-- The problem --
Among the records below, find the lines with the word "article" and copy them.

-- Information provided --
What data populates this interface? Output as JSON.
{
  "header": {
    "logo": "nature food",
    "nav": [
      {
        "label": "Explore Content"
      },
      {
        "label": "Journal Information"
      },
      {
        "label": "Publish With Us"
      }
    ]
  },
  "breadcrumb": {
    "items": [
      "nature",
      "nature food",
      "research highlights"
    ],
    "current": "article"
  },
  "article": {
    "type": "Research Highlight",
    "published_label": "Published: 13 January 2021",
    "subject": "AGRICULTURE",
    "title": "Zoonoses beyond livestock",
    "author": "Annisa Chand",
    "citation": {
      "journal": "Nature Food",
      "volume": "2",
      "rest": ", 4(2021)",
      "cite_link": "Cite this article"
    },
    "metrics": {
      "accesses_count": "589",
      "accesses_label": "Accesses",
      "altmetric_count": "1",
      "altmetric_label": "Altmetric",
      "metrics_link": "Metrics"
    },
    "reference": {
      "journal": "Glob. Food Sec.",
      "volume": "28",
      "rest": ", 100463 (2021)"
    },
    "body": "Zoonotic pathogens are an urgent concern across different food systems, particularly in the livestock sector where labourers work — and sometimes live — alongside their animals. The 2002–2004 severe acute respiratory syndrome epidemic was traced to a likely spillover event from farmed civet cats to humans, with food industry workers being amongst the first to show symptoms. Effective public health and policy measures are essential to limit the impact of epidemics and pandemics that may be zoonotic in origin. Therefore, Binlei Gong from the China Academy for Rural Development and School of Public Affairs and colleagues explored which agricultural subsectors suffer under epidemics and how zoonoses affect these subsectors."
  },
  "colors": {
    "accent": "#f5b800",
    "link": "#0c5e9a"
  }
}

-- Solution for this exercise --
    "current": "article"
  "article": {
      "cite_link": "Cite this article"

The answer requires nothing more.